“When they launched the trac [Marine Corps amphibious assault vehicle] off the back of our ship, the thing actually sunk and water started pouring in the driver’s open hatch. I have no idea why he didn’t close it. But after a moment it came back up, and we started circling in the water until all the other tracs were ready to push, too.”
Cole and his unit, as well as two other Marine Infantry battalions, were part of Operation Starlite; as General Westmoreland put it, the first hostile amphibious landing since the Korean War. It was also the first strictly US military offensive action of the Vietnam War. Intelligence reports estimated that they were attacking a Viet Cong estimated to be 2,000 strong, on the beach, with Naval gunfire sailing overhead, air support strafing the enemy lines, and under withering fire from the Viet Cong. “I was just a PFC [private first class], you know. It was ‘65 and I was only 19. I wasn’t scared, exactly. But I was thinking, ‘wow.’ That’s all that ran through my head most of the time. ‘Wow.’
“As we rode towards the beach, the trac driver still had his hatch open. We’d crest a wave, then ride into the trough and the next swell would wash over the trac. Every time, the driver would get swamped as we took on more water. He’d frantically smear his sleeve and hands across his face, fight with the steering controls, and keep on going. We were all crammed in the troop transport area so tightly that as we sat there, our knees were interlocked with the guys sitting in the row facing us. The water was so high in the back that it was soaking the seats of our pants. I figured we’d never make it to land.
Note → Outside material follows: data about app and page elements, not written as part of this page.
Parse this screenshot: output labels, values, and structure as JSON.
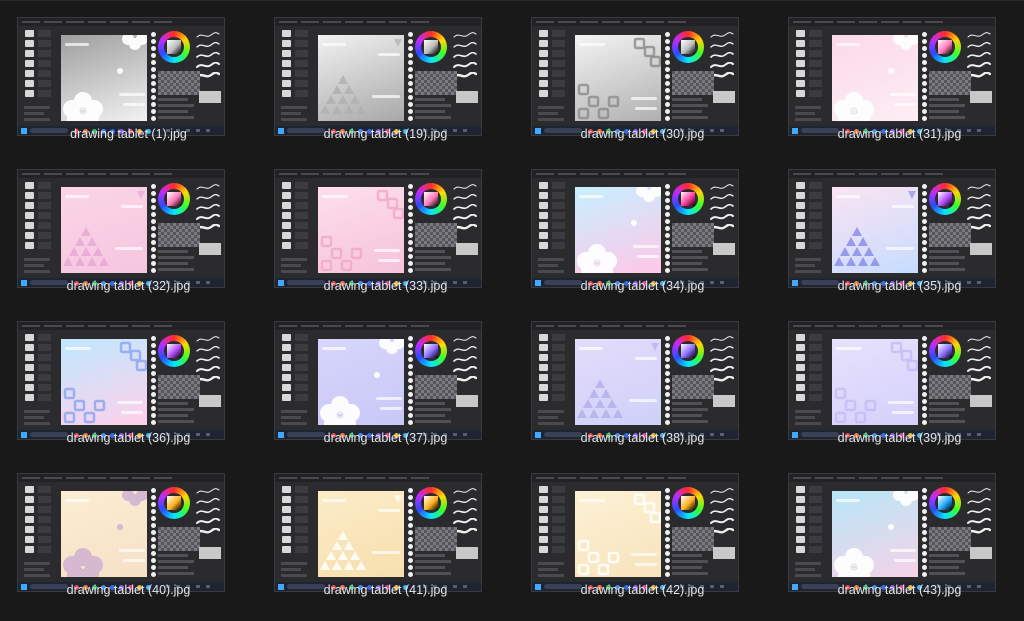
{
  "files": [
    {
      "name": "drawing tablet (1).jpg",
      "bg": [
        "#9e9e9e",
        "#f2f2f2"
      ],
      "motif": "flower",
      "accent": "#ffffff"
    },
    {
      "name": "drawing tablet (19).jpg",
      "bg": [
        "#f2f2f2",
        "#a8a8a8"
      ],
      "motif": "triangles",
      "accent": "#b0b0b0"
    },
    {
      "name": "drawing tablet (30).jpg",
      "bg": [
        "#f4f4f4",
        "#b0b0b0"
      ],
      "motif": "squares",
      "accent": "#8e8e8e"
    },
    {
      "name": "drawing tablet (31).jpg",
      "bg": [
        "#fbd9e9",
        "#fdeef4"
      ],
      "motif": "flower",
      "accent": "#ffffff"
    },
    {
      "name": "drawing tablet (32).jpg",
      "bg": [
        "#fbd5e6",
        "#f5c6e0"
      ],
      "motif": "triangles",
      "accent": "#e8a8d6"
    },
    {
      "name": "drawing tablet (33).jpg",
      "bg": [
        "#fde0ec",
        "#f6c2da"
      ],
      "motif": "squares",
      "accent": "#f0a9cc"
    },
    {
      "name": "drawing tablet (34).jpg",
      "bg": [
        "#c7f0ff",
        "#ffc7e8"
      ],
      "motif": "flower",
      "accent": "#ffffff"
    },
    {
      "name": "drawing tablet (35).jpg",
      "bg": [
        "#fbe4f2",
        "#c7dcff"
      ],
      "motif": "triangles",
      "accent": "#8a8ee8"
    },
    {
      "name": "drawing tablet (36).jpg",
      "bg": [
        "#bfe8ff",
        "#ffd0ea"
      ],
      "motif": "squares",
      "accent": "#8da7f0"
    },
    {
      "name": "drawing tablet (37).jpg",
      "bg": [
        "#d7d6fb",
        "#c9c7f7"
      ],
      "motif": "flower",
      "accent": "#ffffff"
    },
    {
      "name": "drawing tablet (38).jpg",
      "bg": [
        "#e4dcfb",
        "#cfd0f8"
      ],
      "motif": "triangles",
      "accent": "#b3b0ea"
    },
    {
      "name": "drawing tablet (39).jpg",
      "bg": [
        "#e8e2fd",
        "#d4d0fb"
      ],
      "motif": "squares",
      "accent": "#c4bdf5"
    },
    {
      "name": "drawing tablet (40).jpg",
      "bg": [
        "#fbeed2",
        "#f6e0c8"
      ],
      "motif": "flower",
      "accent": "#d6b6d2"
    },
    {
      "name": "drawing tablet (41).jpg",
      "bg": [
        "#fbecc8",
        "#f7dfae"
      ],
      "motif": "triangles",
      "accent": "#ffffff"
    },
    {
      "name": "drawing tablet (42).jpg",
      "bg": [
        "#fdf1d6",
        "#f7e3bb"
      ],
      "motif": "squares",
      "accent": "#ffffff"
    },
    {
      "name": "drawing tablet (43).jpg",
      "bg": [
        "#b6e7f7",
        "#f6d2e8"
      ],
      "motif": "flower",
      "accent": "#ffffff"
    }
  ],
  "wheel_squares": [
    "#bcbcbc",
    "#bcbcbc",
    "#bcbcbc",
    "#ff7ab8",
    "#ff7ab8",
    "#ff7ab8",
    "#ff3aa0",
    "#b44aff",
    "#b44aff",
    "#8a6cff",
    "#8a6cff",
    "#8a6cff",
    "#ffb020",
    "#ffb020",
    "#ffb020",
    "#1ea7ff"
  ]
}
“Right about the time that I’m thinking that archeologists are going to find our corpses and our trac at the bottom of the ocean 5,000 years from now, the treads touched sand and we went tearing up onto the beach.
“When we got up in the sand, the doors came open, all the water spilled out, then we came running out right after that. Under fire, of course.”
Cole’s position was on the far right extreme of Kilo Company’s inland push, bounding, taking cover, and bounding some more.
“To my right about 500 feet or so, Corporal O’Malley from India Company was winning the Medal of Honor for jumping into a VC trench and killing a bunch of ‘em – then he refused a medevac until all his squad was safely out of harm’s way. To my left, not 100 feet away, there were fierce firefights with other squads and platoons. Overhead, the jets strafed the VC positions and bass rained down through the canopy all around us. And you know what, running up that beach, stopping when they told us to, rushing forward when they yelled at us, I never fired a shot through my M-14. Not once. Our lane never had any gooks in it to shoot at. All around me, yes, but you couldn’t see through the canopy and foliage. That was their business in their lane. We just didn’t encounter anything in mine. We had to be careful, though. Most of the VC were underground, and as soon as we’d advance past their trap doors and tunnels, they’d pop us and shoot us from behind. I feel sorry for the bastards in India Company, though. They pushed right through the VC command post – and they got torn up too. Two actually were awarded the Medal of Honor in that company – and somehow lived to receive them.”
After three days of sporadic heavy fighting, attacks and counter attacks, reinforcements started to pour onto the beach. Supply convoys, however, were repeatedly ambushed as they pushed towards the front lines. Each time, Marines on the front lines further depleted their ranks and dispatched elements rearward to “rescue the rescuers” – taking heavy casualties along the way. Eventually, however, Marines from 3/7 were finally deployed to relieve the main elements of Cole’s battalion holding the front lines.
“They went forward all gung ho with their spit-shined boots and pressed cammies. Apparently they were clueless, though. Not an hour later or so, I was sitting there eating some food and resting, and Marines started walking by carrying ponchos all wrapped up. You could see clean, spit-shined boots sticking out the end. Those kids didn’t make it six hours in country.”
After completing his tour through Vietnam, Cole returned to the stateside Marine Corps and soon found himself among the first “Redeyes” of the military – a unit few are aware even existed.
“The Redeye is actually just the predecessor for the Stinger missile – a heat-seeking missile fired from a shoulder-mounted launcher. We were the first guys. Whenever we went out for a test shoot, all these Generals from the Pentagon would be there, the General Dynamics contractors that designed them, and even politicians. We always gave them a show.
“But the trouble was that all we did in that unit was conditioning humps [hikes]. We’d have to haul all our gear plus the 37 pound launcher everywhere. It’s all we ever did. When I saw that they were looking for dog handlers, I leaped at the opportunity. It looked interesting…”
To Be Continued…
Copyright © 2009, Ben Shaw All Rights Reserved